A conceit written by the great botanist Sir Joseph Banks, illustrated by Austrian artist Ferdinand Bauer, and sent to HRH The Princess Elizabeth in 1814. I saw this on display at the Fitzwilliam Museum in Cambridge this afternoon as part of an exhibition of botanical illustrations. Note the Banksia flowers, named, of course, after Banks himself, and the Strelitzia, which is named for the duchy of Mecklenburg-Strelitz, birthplace of Charlotte, Queen of the United Kingdom and mother of Elizabeth.
Nerium oleander (Gentianales - Apocynaceae) is an evergreen shrub that grows to approximately 6 m. The flowers are tubular with five lobes, red or pink in the wild, but in addition may be white, cream, yellow or purple in cultivars, and double forms have also been selected.
It is a highly toxic plant that has been cultivated as an decorative plant since ancient times.
Native to the Mediterranean region, Iran, the Indian subcontinent and southern China.
Authorities say unemployment and drug addiction have spurred an increase in the destructive practice of cutting off the knobby growths at the base of ancient redwood trees to make decorative pieces like lacey-grained coffee tables and wall clocks.

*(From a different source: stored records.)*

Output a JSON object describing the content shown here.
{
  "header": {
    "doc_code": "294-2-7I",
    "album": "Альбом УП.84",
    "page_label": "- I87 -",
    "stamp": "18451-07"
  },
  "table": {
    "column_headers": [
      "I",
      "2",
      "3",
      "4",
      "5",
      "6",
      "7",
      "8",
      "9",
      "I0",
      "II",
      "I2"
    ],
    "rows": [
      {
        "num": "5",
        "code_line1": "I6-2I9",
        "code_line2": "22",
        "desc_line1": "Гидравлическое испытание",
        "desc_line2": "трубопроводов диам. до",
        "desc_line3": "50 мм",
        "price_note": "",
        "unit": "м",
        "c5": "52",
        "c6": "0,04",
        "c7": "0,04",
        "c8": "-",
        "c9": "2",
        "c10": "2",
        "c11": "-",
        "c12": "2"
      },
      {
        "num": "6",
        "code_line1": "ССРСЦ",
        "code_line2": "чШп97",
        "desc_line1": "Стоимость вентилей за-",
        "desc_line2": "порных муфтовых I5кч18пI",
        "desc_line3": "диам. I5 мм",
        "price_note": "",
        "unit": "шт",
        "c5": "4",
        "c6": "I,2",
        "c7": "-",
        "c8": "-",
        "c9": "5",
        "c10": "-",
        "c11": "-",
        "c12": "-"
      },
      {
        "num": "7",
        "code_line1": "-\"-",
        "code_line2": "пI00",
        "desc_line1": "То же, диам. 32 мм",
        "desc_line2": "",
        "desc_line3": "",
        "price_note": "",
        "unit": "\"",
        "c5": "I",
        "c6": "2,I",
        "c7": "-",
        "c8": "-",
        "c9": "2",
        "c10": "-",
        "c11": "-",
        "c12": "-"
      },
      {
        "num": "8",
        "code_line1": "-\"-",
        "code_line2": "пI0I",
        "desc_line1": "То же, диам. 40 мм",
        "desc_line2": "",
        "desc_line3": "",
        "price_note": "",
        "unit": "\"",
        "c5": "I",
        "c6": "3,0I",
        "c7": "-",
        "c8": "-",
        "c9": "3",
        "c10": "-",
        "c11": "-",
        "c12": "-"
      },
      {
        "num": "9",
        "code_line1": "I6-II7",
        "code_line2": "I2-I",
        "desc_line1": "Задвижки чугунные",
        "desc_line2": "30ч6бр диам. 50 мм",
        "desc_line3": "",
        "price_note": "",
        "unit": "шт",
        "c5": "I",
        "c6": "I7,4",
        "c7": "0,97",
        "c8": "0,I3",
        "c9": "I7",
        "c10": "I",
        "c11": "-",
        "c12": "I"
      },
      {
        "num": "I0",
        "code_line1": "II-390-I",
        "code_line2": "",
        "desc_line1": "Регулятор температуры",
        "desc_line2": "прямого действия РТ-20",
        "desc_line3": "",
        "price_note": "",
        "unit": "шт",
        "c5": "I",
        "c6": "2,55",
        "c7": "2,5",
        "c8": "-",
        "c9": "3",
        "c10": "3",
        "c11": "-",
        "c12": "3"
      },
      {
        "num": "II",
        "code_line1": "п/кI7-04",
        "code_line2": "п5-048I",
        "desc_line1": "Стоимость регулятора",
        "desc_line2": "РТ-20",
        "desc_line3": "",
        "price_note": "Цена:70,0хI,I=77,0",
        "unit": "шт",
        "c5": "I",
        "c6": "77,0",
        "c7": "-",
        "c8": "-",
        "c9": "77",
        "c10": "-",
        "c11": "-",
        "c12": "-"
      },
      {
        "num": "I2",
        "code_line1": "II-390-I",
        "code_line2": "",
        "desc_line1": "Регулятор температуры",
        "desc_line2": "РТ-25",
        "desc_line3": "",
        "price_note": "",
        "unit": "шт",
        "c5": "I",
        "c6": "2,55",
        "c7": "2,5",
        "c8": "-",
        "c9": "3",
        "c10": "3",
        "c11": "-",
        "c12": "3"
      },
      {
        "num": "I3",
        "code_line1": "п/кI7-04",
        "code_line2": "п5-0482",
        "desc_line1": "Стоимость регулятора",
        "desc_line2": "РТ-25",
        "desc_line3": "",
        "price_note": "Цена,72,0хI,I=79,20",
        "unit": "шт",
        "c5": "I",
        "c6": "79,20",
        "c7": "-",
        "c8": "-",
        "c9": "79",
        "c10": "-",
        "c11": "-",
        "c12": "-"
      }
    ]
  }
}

The practice — known as burl poaching — has become so prevalent along the Northern California coast that Redwood National and State Parks have started closing the popular Newton B. Drury Scenic Parkway at night in a desperate attempt to deter thieves.